We thank the Light Microscopy Centre of the ETH Zurich for technical support, Helder Maiato (Instituto de Biologia Molecular e Celular, Porto, Portugal) for CLASP1/2 siRNA sequences and for sharing unpublished results, Daniel Gerlich for Eg5 siRNA, Niels Galjart (Erasmus Medical Center, Rotterdam, Netherlands) for CLASP1/2 antibodies, Carsten Janke for GT335 antibodies, and Andreas Essig, Joëlle Sasse, and Sabina Reggi for characterizing rootletin RNAi. We are grateful to Yves Barral, Rob Cross, Monica Gotta, and Ulrike Kutay for critical reading of the manuscript and members of the McAinsh and Meraldi laboratories for discussions.
Work in the McAinsh laboratory was supported by Marie Curie Cancer Care (grants to A.D. McAinsh, A.J. Garrod, and J.R. Winter). A. Toso and A.C. Amaro are members of the Life Science Zurich Graduate School in molecular life science. P. Meraldi is the recipient of a Swiss National Science Foundation–Fërderungprofessur award and a European Young Investigator award and is supported by a Swiss National Science Foundation grant.

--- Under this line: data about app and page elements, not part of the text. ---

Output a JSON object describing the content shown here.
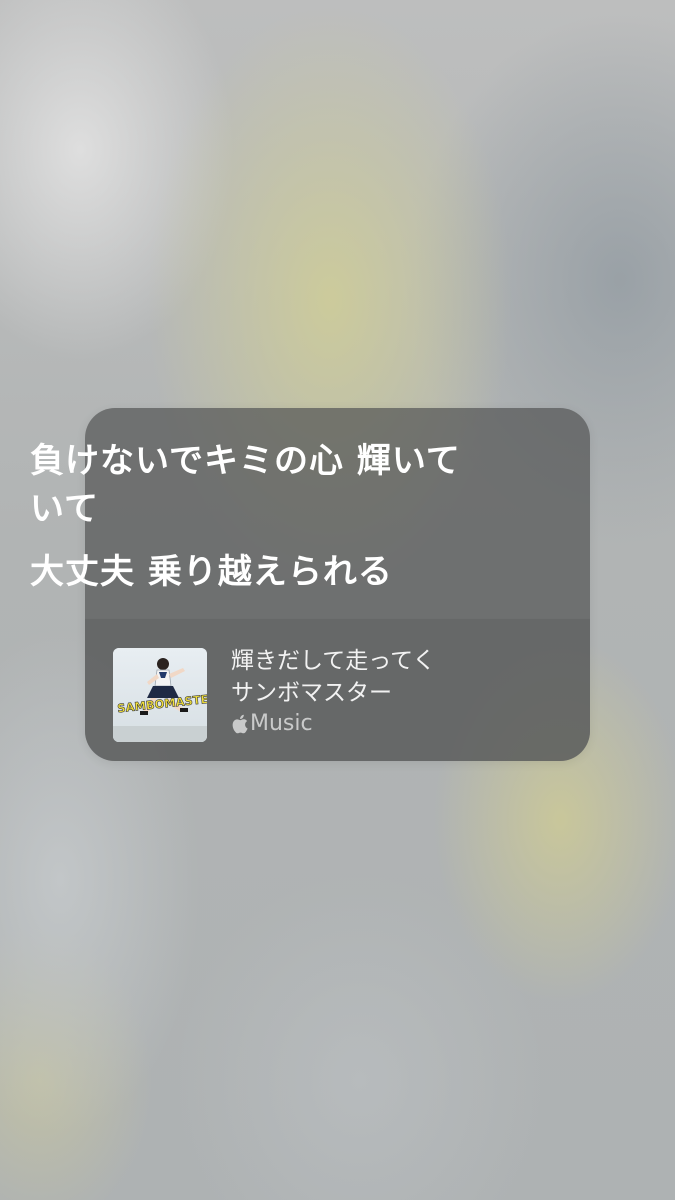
{
  "lyrics": {
    "line1": "負けないでキミの心 輝いていて",
    "line2": "大丈夫 乗り越えられる"
  },
  "track": {
    "title": "輝きだして走ってく",
    "artist": "サンボマスター",
    "artwork_text": "SAMBOMASTER",
    "source_label": "Music",
    "source_icon": "apple-logo-icon"
  },
  "colors": {
    "card_background": "#545656",
    "lyric_text": "#ffffff",
    "artwork_logo_yellow": "#f2e13a"
  }
}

Abbreviations used in this paper: CENP-E, centromere protein E; hTERT, human telomerase reverse transcriptase; k-fiber, kinetochore fiber; MCAK, mitotic centromere-associated kinesin; mRFP, monomeric RFP; MT, microtubule; NEBD, nuclear envelope breakdown; PA, photoactivatable.
A. Toso and J.R. Winter contributed equally to this paper.